● WHAT YOU NEED TO DO
If a line in the records below contains the word "title", return that line.

[Dataset records]
- Opening Delimiter -

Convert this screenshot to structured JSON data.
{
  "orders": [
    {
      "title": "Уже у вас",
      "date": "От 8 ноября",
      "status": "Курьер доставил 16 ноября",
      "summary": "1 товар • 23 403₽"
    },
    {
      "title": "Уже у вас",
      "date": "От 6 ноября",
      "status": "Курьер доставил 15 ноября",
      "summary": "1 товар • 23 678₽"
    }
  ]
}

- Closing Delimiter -
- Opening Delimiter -

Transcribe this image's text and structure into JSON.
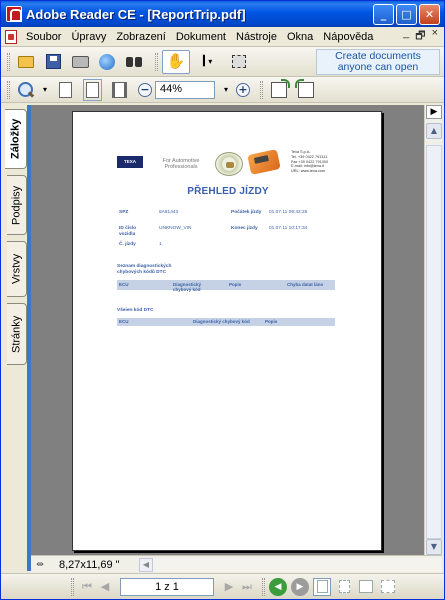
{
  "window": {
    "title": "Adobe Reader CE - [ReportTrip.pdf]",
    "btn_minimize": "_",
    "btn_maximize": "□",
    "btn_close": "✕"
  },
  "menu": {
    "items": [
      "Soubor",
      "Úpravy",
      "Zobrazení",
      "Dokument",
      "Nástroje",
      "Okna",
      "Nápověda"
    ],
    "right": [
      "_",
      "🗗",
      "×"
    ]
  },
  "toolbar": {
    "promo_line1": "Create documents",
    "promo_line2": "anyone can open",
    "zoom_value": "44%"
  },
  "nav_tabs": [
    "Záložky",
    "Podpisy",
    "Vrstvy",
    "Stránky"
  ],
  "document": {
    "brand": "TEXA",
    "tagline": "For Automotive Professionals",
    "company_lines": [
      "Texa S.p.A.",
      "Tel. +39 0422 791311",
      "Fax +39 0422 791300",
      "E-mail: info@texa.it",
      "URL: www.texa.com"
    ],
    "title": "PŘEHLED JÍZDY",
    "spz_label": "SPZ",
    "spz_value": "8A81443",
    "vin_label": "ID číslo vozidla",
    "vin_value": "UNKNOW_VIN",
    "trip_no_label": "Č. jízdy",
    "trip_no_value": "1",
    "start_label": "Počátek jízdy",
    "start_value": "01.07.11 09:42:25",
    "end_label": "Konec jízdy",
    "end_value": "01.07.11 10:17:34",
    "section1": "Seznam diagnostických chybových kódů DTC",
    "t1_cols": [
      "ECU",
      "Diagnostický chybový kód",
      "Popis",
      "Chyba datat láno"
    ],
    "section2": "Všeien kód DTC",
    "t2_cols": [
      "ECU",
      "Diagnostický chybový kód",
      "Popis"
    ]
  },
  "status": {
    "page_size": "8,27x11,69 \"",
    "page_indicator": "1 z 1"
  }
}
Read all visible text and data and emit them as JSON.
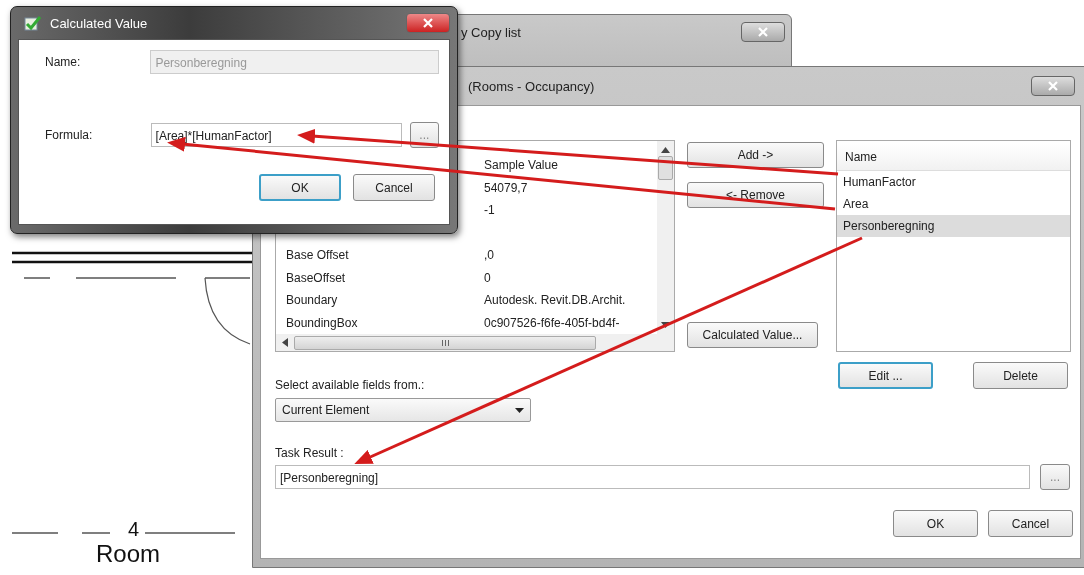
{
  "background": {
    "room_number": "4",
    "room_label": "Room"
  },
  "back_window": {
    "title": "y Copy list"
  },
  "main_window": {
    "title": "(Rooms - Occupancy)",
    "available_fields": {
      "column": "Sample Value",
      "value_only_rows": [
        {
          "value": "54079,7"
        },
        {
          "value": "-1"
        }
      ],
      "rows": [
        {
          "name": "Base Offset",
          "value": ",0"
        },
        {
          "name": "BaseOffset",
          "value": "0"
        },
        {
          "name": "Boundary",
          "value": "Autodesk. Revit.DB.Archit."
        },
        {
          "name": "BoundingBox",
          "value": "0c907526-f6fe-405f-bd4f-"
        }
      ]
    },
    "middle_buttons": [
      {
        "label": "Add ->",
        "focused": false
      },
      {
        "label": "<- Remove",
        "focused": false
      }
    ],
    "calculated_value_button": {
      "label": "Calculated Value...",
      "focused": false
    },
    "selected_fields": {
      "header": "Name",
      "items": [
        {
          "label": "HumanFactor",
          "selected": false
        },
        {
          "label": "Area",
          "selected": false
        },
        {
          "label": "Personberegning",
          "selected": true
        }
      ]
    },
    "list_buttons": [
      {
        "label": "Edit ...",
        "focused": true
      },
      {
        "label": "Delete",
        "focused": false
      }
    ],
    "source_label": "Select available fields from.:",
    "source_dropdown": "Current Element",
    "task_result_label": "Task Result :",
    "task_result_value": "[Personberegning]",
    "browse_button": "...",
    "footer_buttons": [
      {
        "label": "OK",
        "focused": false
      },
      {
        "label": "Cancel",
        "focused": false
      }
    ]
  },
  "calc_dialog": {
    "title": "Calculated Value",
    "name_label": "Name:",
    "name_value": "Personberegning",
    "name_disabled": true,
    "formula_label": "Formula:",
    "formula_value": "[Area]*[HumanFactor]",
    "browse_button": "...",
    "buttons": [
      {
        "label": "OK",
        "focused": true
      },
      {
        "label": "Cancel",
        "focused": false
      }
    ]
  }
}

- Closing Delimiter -

● COMPLETED EXERCISE
      "title": "Уже у вас",
      "title": "Уже у вас",
    "title": "Adobe Reader CE - [ReportTrip.pdf]",
    "title": "PŘEHLED JÍZDY",
    "title": "y Copy list"
    "title": "(Rooms - Occupancy)",
    "title": "Calculated Value",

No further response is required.